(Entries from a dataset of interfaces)
****
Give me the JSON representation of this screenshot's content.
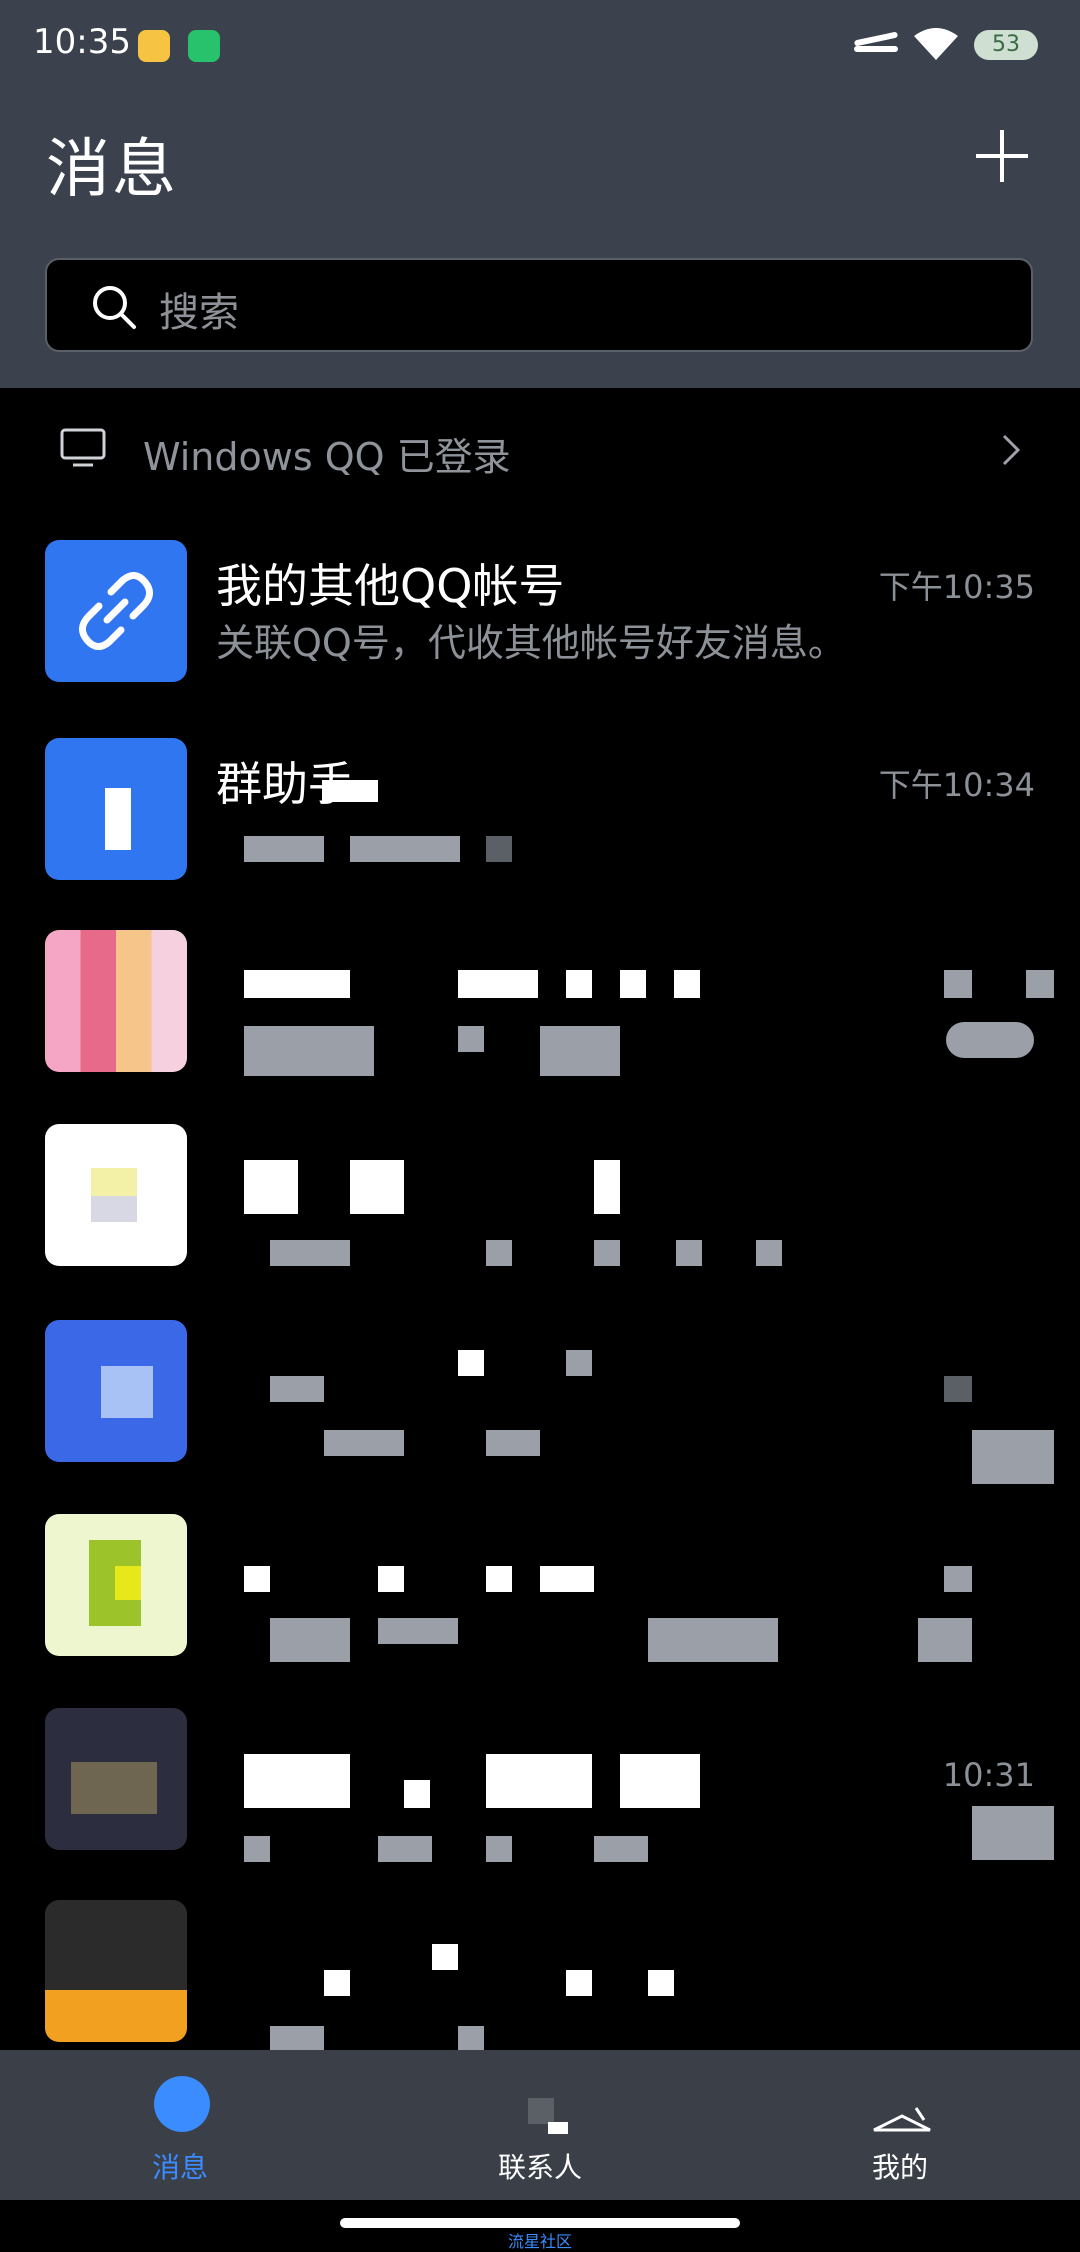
{
  "status_bar": {
    "time": "10:35",
    "battery": "53"
  },
  "header": {
    "title": "消息"
  },
  "search": {
    "placeholder": "搜索"
  },
  "pc_login": {
    "text": "Windows QQ 已登录"
  },
  "chats": [
    {
      "name": "我的其他QQ帐号",
      "preview": "关联QQ号，代收其他帐号好友消息。",
      "time": "下午10:35"
    },
    {
      "name": "群助手",
      "time": "下午10:34"
    },
    {
      "time": ""
    },
    {
      "time": ""
    },
    {
      "time": ""
    },
    {
      "time": ""
    },
    {
      "time": "10:31"
    },
    {
      "time": ""
    }
  ],
  "nav": {
    "items": [
      {
        "label": "消息"
      },
      {
        "label": "联系人"
      },
      {
        "label": "我的"
      }
    ]
  },
  "watermark": "流星社区",
  "colors": {
    "header_bg": "#3c424d",
    "accent": "#3b8cff",
    "app_bg": "#000000"
  }
}
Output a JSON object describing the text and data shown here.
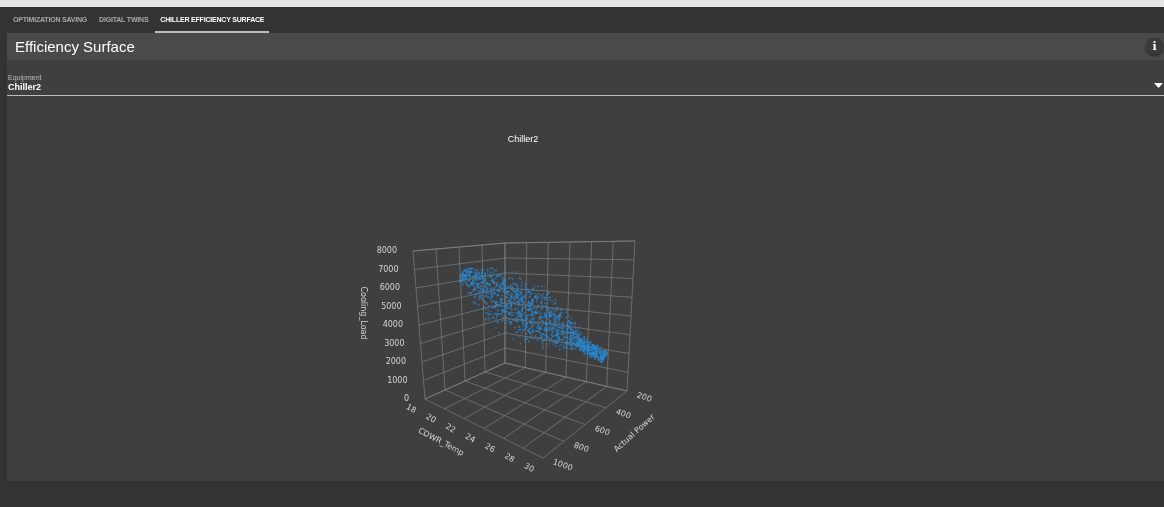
{
  "tabs": [
    {
      "label": "OPTIMIZATION SAVING",
      "selected": false
    },
    {
      "label": "DIGITAL TWINS",
      "selected": false
    },
    {
      "label": "CHILLER EFFICIENCY SURFACE",
      "selected": true
    }
  ],
  "header": {
    "title": "Efficiency Surface",
    "info_button": "i"
  },
  "equipment_field": {
    "label": "Equipment",
    "value": "Chiller2"
  },
  "chart": {
    "title": "Chiller2",
    "axes": [
      {
        "kind": "vertical",
        "title": "Cooling_Load",
        "ticks": [
          "8000",
          "7000",
          "6000",
          "5000",
          "4000",
          "3000",
          "2000",
          "1000",
          "0"
        ]
      },
      {
        "kind": "left",
        "title": "CDWR_Temp",
        "ticks": [
          "18",
          "20",
          "22",
          "24",
          "26",
          "28",
          "30"
        ]
      },
      {
        "kind": "right",
        "title": "Actual Power",
        "ticks": [
          "1000",
          "800",
          "600",
          "400",
          "200"
        ]
      }
    ]
  }
}
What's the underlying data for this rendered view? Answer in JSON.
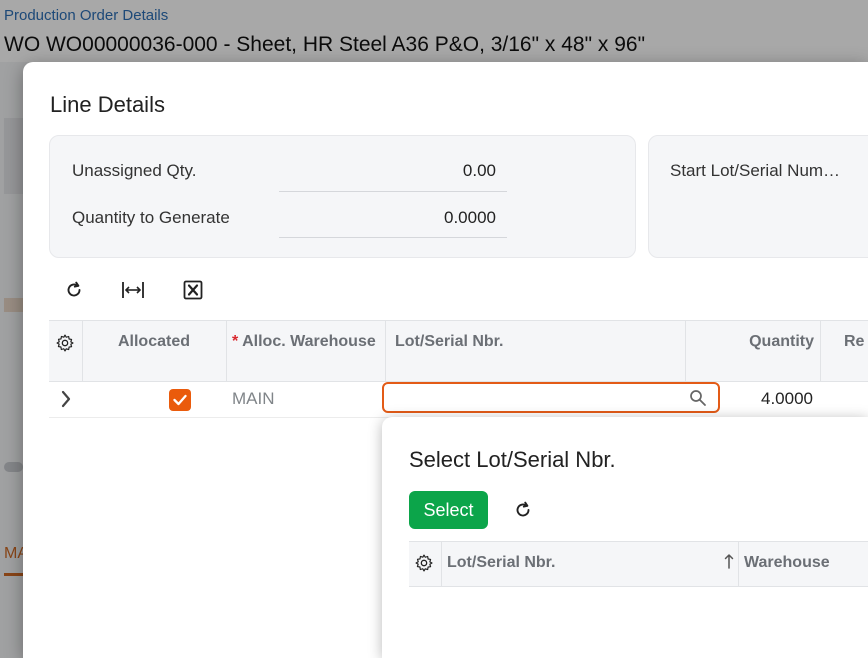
{
  "page": {
    "breadcrumb": "Production Order Details",
    "title": "WO WO00000036-000 - Sheet, HR Steel A36 P&O, 3/16\" x 48\" x 96\"",
    "background_tab_fragment": "MA"
  },
  "dialog": {
    "title": "Line Details",
    "fields": {
      "unassigned_qty_label": "Unassigned Qty.",
      "unassigned_qty_value": "0.00",
      "qty_to_generate_label": "Quantity to Generate",
      "qty_to_generate_value": "0.0000",
      "start_lot_label": "Start Lot/Serial Num…"
    },
    "toolbar": {
      "refresh_icon": "refresh-icon",
      "fit_columns_icon": "fit-columns-icon",
      "export_excel_icon": "excel-export-icon"
    },
    "grid": {
      "columns": {
        "allocated": "Allocated",
        "required_mark": "*",
        "alloc_warehouse": "Alloc. Warehouse",
        "lot_serial": "Lot/Serial Nbr.",
        "quantity": "Quantity",
        "rec_fragment": "Re"
      },
      "rows": [
        {
          "allocated": true,
          "warehouse": "MAIN",
          "lot_serial": "",
          "quantity": "4.0000"
        }
      ]
    }
  },
  "lot_popup": {
    "title": "Select Lot/Serial Nbr.",
    "select_label": "Select",
    "columns": {
      "lot_serial": "Lot/Serial Nbr.",
      "warehouse": "Warehouse"
    }
  },
  "colors": {
    "accent_orange": "#ea5b0c",
    "select_green": "#0ca54a",
    "link_blue": "#2d6fb6"
  }
}
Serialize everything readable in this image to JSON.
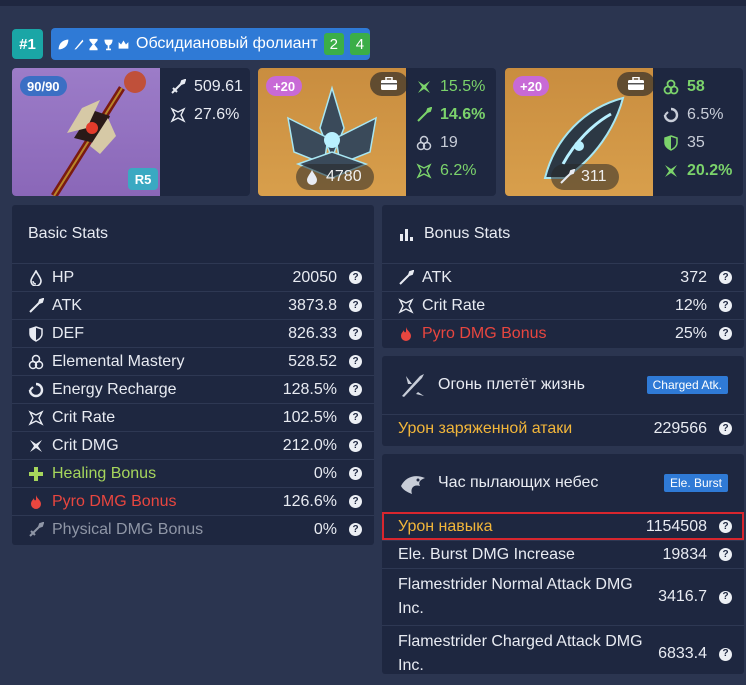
{
  "header": {
    "rank": "#1",
    "set_icons": [
      "leaf-icon",
      "feather-icon",
      "hourglass-icon",
      "goblet-icon",
      "crown-icon"
    ],
    "set_name": "Обсидиановый фолиант",
    "set_counts": [
      "2",
      "4"
    ]
  },
  "weapon": {
    "level": "90/90",
    "refinement": "R5",
    "stats": [
      {
        "icon": "atk-sword-icon",
        "value": "509.61"
      },
      {
        "icon": "crit-rate-icon",
        "value": "27.6%"
      }
    ]
  },
  "artifact1": {
    "level": "+20",
    "main_stat": "4780",
    "main_icon": "hp-drop-icon",
    "substats": [
      {
        "icon": "crit-dmg-icon",
        "value": "15.5%"
      },
      {
        "icon": "atk-sword-icon",
        "value": "14.6%"
      },
      {
        "icon": "elemental-mastery-icon",
        "value": "19"
      },
      {
        "icon": "crit-rate-icon",
        "value": "6.2%"
      }
    ]
  },
  "artifact2": {
    "level": "+20",
    "main_stat": "311",
    "main_icon": "atk-sword-icon",
    "substats": [
      {
        "icon": "elemental-mastery-icon",
        "value": "58"
      },
      {
        "icon": "energy-recharge-icon",
        "value": "6.5%"
      },
      {
        "icon": "def-shield-icon",
        "value": "35"
      },
      {
        "icon": "crit-dmg-icon",
        "value": "20.2%"
      }
    ]
  },
  "basic_stats": {
    "title": "Basic Stats",
    "rows": [
      {
        "label": "HP",
        "value": "20050"
      },
      {
        "label": "ATK",
        "value": "3873.8"
      },
      {
        "label": "DEF",
        "value": "826.33"
      },
      {
        "label": "Elemental Mastery",
        "value": "528.52"
      },
      {
        "label": "Energy Recharge",
        "value": "128.5%"
      },
      {
        "label": "Crit Rate",
        "value": "102.5%"
      },
      {
        "label": "Crit DMG",
        "value": "212.0%"
      },
      {
        "label": "Healing Bonus",
        "value": "0%"
      },
      {
        "label": "Pyro DMG Bonus",
        "value": "126.6%"
      },
      {
        "label": "Physical DMG Bonus",
        "value": "0%"
      }
    ]
  },
  "bonus_stats": {
    "title": "Bonus Stats",
    "rows": [
      {
        "label": "ATK",
        "value": "372"
      },
      {
        "label": "Crit Rate",
        "value": "12%"
      },
      {
        "label": "Pyro DMG Bonus",
        "value": "25%"
      }
    ]
  },
  "talent1": {
    "name": "Огонь плетёт жизнь",
    "tag": "Charged Atk.",
    "rows": [
      {
        "label": "Урон заряженной атаки",
        "value": "229566"
      }
    ]
  },
  "talent2": {
    "name": "Час пылающих небес",
    "tag": "Ele. Burst",
    "rows": [
      {
        "label": "Урон навыка",
        "value": "1154508"
      },
      {
        "label": "Ele. Burst DMG Increase",
        "value": "19834"
      },
      {
        "label": "Flamestrider Normal Attack DMG Inc.",
        "value": "3416.7"
      },
      {
        "label": "Flamestrider Charged Attack DMG Inc.",
        "value": "6833.4"
      }
    ]
  },
  "colors": {
    "background": "#2b3550",
    "panel": "#1e2740",
    "accent_blue": "#2f7ad6",
    "green": "#7bd36b",
    "pyro": "#e8463f",
    "gold": "#f2b63a",
    "highlight": "#d8262e"
  }
}
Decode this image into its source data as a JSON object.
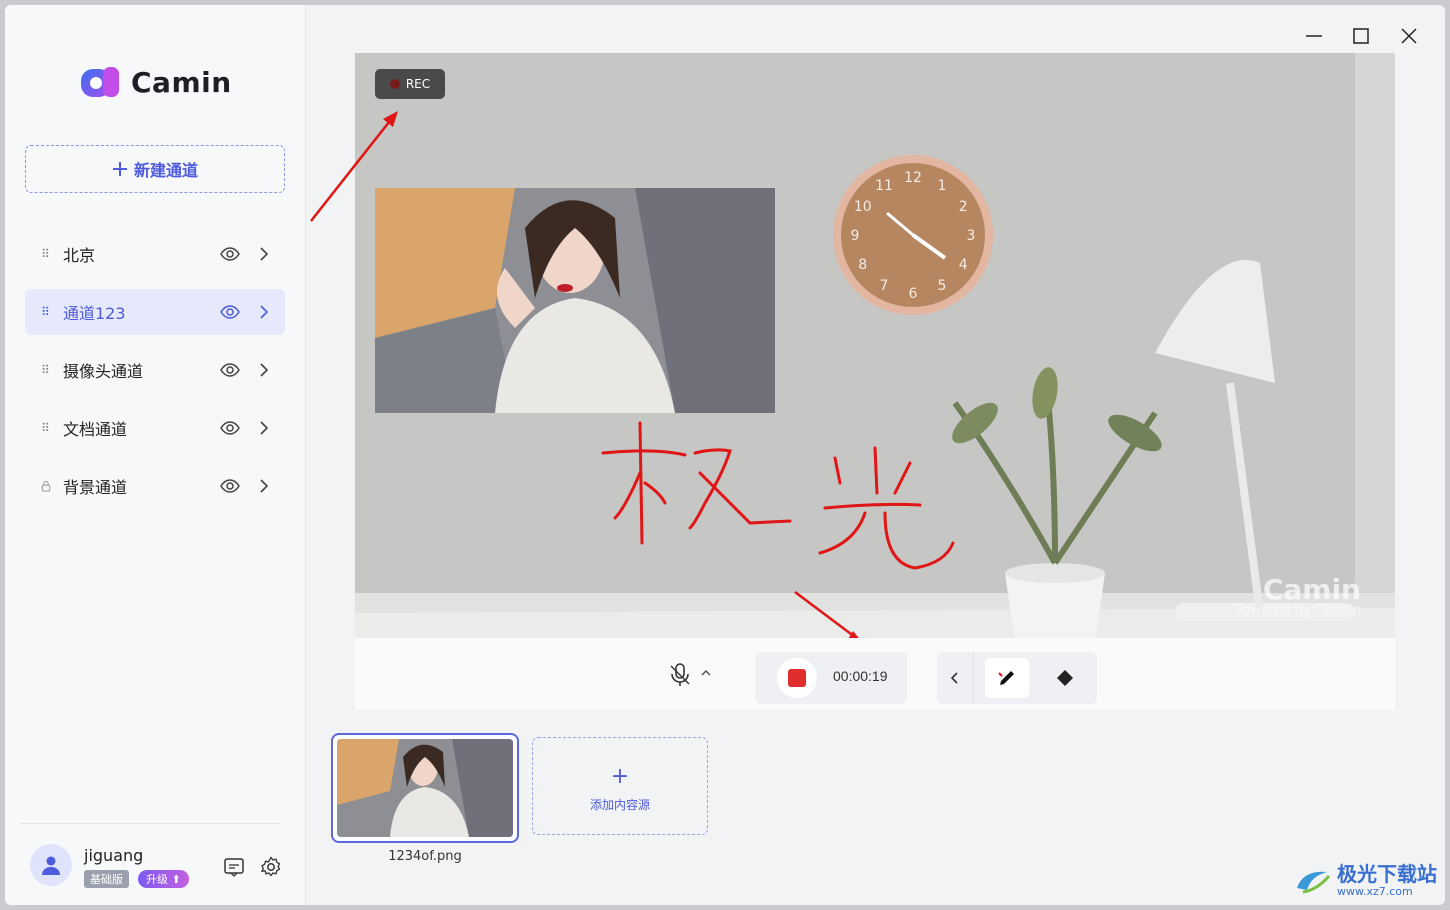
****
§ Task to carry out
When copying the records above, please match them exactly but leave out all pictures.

§ Answer space
Give me the JSON representation of this screenshot's content.
{
  "status_bar": {
    "time": "10:35",
    "battery": "53"
  },
  "header": {
    "title": "消息"
  },
  "search": {
    "placeholder": "搜索"
  },
  "pc_login": {
    "text": "Windows QQ 已登录"
  },
  "chats": [
    {
      "name": "我的其他QQ帐号",
      "preview": "关联QQ号，代收其他帐号好友消息。",
      "time": "下午10:35"
    },
    {
      "name": "群助手",
      "time": "下午10:34"
    },
    {
      "time": ""
    },
    {
      "time": ""
    },
    {
      "time": ""
    },
    {
      "time": ""
    },
    {
      "time": "10:31"
    },
    {
      "time": ""
    }
  ],
  "nav": {
    "items": [
      {
        "label": "消息"
      },
      {
        "label": "联系人"
      },
      {
        "label": "我的"
      }
    ]
  },
  "watermark": "流星社区",
  "colors": {
    "header_bg": "#3c424d",
    "accent": "#3b8cff",
    "app_bg": "#000000"
  }
}
Output a JSON object describing the text and data shown here.
{
  "tabs": [
    {
      "label": "OPTIMIZATION SAVING",
      "selected": false
    },
    {
      "label": "DIGITAL TWINS",
      "selected": false
    },
    {
      "label": "CHILLER EFFICIENCY SURFACE",
      "selected": true
    }
  ],
  "header": {
    "title": "Efficiency Surface",
    "info_button": "i"
  },
  "equipment_field": {
    "label": "Equipment",
    "value": "Chiller2"
  },
  "chart": {
    "title": "Chiller2",
    "axes": [
      {
        "kind": "vertical",
        "title": "Cooling_Load",
        "ticks": [
          "8000",
          "7000",
          "6000",
          "5000",
          "4000",
          "3000",
          "2000",
          "1000",
          "0"
        ]
      },
      {
        "kind": "left",
        "title": "CDWR_Temp",
        "ticks": [
          "18",
          "20",
          "22",
          "24",
          "26",
          "28",
          "30"
        ]
      },
      {
        "kind": "right",
        "title": "Actual Power",
        "ticks": [
          "1000",
          "800",
          "600",
          "400",
          "200"
        ]
      }
    ]
  }
}
What's the underlying data for this rendered view? Answer in JSON.
{
  "page": {
    "breadcrumb": "Production Order Details",
    "title": "WO WO00000036-000 - Sheet, HR Steel A36 P&O, 3/16\" x 48\" x 96\"",
    "background_tab_fragment": "MA"
  },
  "dialog": {
    "title": "Line Details",
    "fields": {
      "unassigned_qty_label": "Unassigned Qty.",
      "unassigned_qty_value": "0.00",
      "qty_to_generate_label": "Quantity to Generate",
      "qty_to_generate_value": "0.0000",
      "start_lot_label": "Start Lot/Serial Num…"
    },
    "toolbar": {
      "refresh_icon": "refresh-icon",
      "fit_columns_icon": "fit-columns-icon",
      "export_excel_icon": "excel-export-icon"
    },
    "grid": {
      "columns": {
        "allocated": "Allocated",
        "required_mark": "*",
        "alloc_warehouse": "Alloc. Warehouse",
        "lot_serial": "Lot/Serial Nbr.",
        "quantity": "Quantity",
        "rec_fragment": "Re"
      },
      "rows": [
        {
          "allocated": true,
          "warehouse": "MAIN",
          "lot_serial": "",
          "quantity": "4.0000"
        }
      ]
    }
  },
  "lot_popup": {
    "title": "Select Lot/Serial Nbr.",
    "select_label": "Select",
    "columns": {
      "lot_serial": "Lot/Serial Nbr.",
      "warehouse": "Warehouse"
    }
  },
  "colors": {
    "accent_orange": "#ea5b0c",
    "select_green": "#0ca54a",
    "link_blue": "#2d6fb6"
  }
}
Serialize everything readable in this image to JSON.
{
  "header": {
    "rank": "#1",
    "set_icons": [
      "leaf-icon",
      "feather-icon",
      "hourglass-icon",
      "goblet-icon",
      "crown-icon"
    ],
    "set_name": "Обсидиановый фолиант",
    "set_counts": [
      "2",
      "4"
    ]
  },
  "weapon": {
    "level": "90/90",
    "refinement": "R5",
    "stats": [
      {
        "icon": "atk-sword-icon",
        "value": "509.61"
      },
      {
        "icon": "crit-rate-icon",
        "value": "27.6%"
      }
    ]
  },
  "artifact1": {
    "level": "+20",
    "main_stat": "4780",
    "main_icon": "hp-drop-icon",
    "substats": [
      {
        "icon": "crit-dmg-icon",
        "value": "15.5%"
      },
      {
        "icon": "atk-sword-icon",
        "value": "14.6%"
      },
      {
        "icon": "elemental-mastery-icon",
        "value": "19"
      },
      {
        "icon": "crit-rate-icon",
        "value": "6.2%"
      }
    ]
  },
  "artifact2": {
    "level": "+20",
    "main_stat": "311",
    "main_icon": "atk-sword-icon",
    "substats": [
      {
        "icon": "elemental-mastery-icon",
        "value": "58"
      },
      {
        "icon": "energy-recharge-icon",
        "value": "6.5%"
      },
      {
        "icon": "def-shield-icon",
        "value": "35"
      },
      {
        "icon": "crit-dmg-icon",
        "value": "20.2%"
      }
    ]
  },
  "basic_stats": {
    "title": "Basic Stats",
    "rows": [
      {
        "label": "HP",
        "value": "20050"
      },
      {
        "label": "ATK",
        "value": "3873.8"
      },
      {
        "label": "DEF",
        "value": "826.33"
      },
      {
        "label": "Elemental Mastery",
        "value": "528.52"
      },
      {
        "label": "Energy Recharge",
        "value": "128.5%"
      },
      {
        "label": "Crit Rate",
        "value": "102.5%"
      },
      {
        "label": "Crit DMG",
        "value": "212.0%"
      },
      {
        "label": "Healing Bonus",
        "value": "0%"
      },
      {
        "label": "Pyro DMG Bonus",
        "value": "126.6%"
      },
      {
        "label": "Physical DMG Bonus",
        "value": "0%"
      }
    ]
  },
  "bonus_stats": {
    "title": "Bonus Stats",
    "rows": [
      {
        "label": "ATK",
        "value": "372"
      },
      {
        "label": "Crit Rate",
        "value": "12%"
      },
      {
        "label": "Pyro DMG Bonus",
        "value": "25%"
      }
    ]
  },
  "talent1": {
    "name": "Огонь плетёт жизнь",
    "tag": "Charged Atk.",
    "rows": [
      {
        "label": "Урон заряженной атаки",
        "value": "229566"
      }
    ]
  },
  "talent2": {
    "name": "Час пылающих небес",
    "tag": "Ele. Burst",
    "rows": [
      {
        "label": "Урон навыка",
        "value": "1154508"
      },
      {
        "label": "Ele. Burst DMG Increase",
        "value": "19834"
      },
      {
        "label": "Flamestrider Normal Attack DMG Inc.",
        "value": "3416.7"
      },
      {
        "label": "Flamestrider Charged Attack DMG Inc.",
        "value": "6833.4"
      }
    ]
  },
  "colors": {
    "background": "#2b3550",
    "panel": "#1e2740",
    "accent_blue": "#2f7ad6",
    "green": "#7bd36b",
    "pyro": "#e8463f",
    "gold": "#f2b63a",
    "highlight": "#d8262e"
  }
}
Decode this image into its source data as a JSON object.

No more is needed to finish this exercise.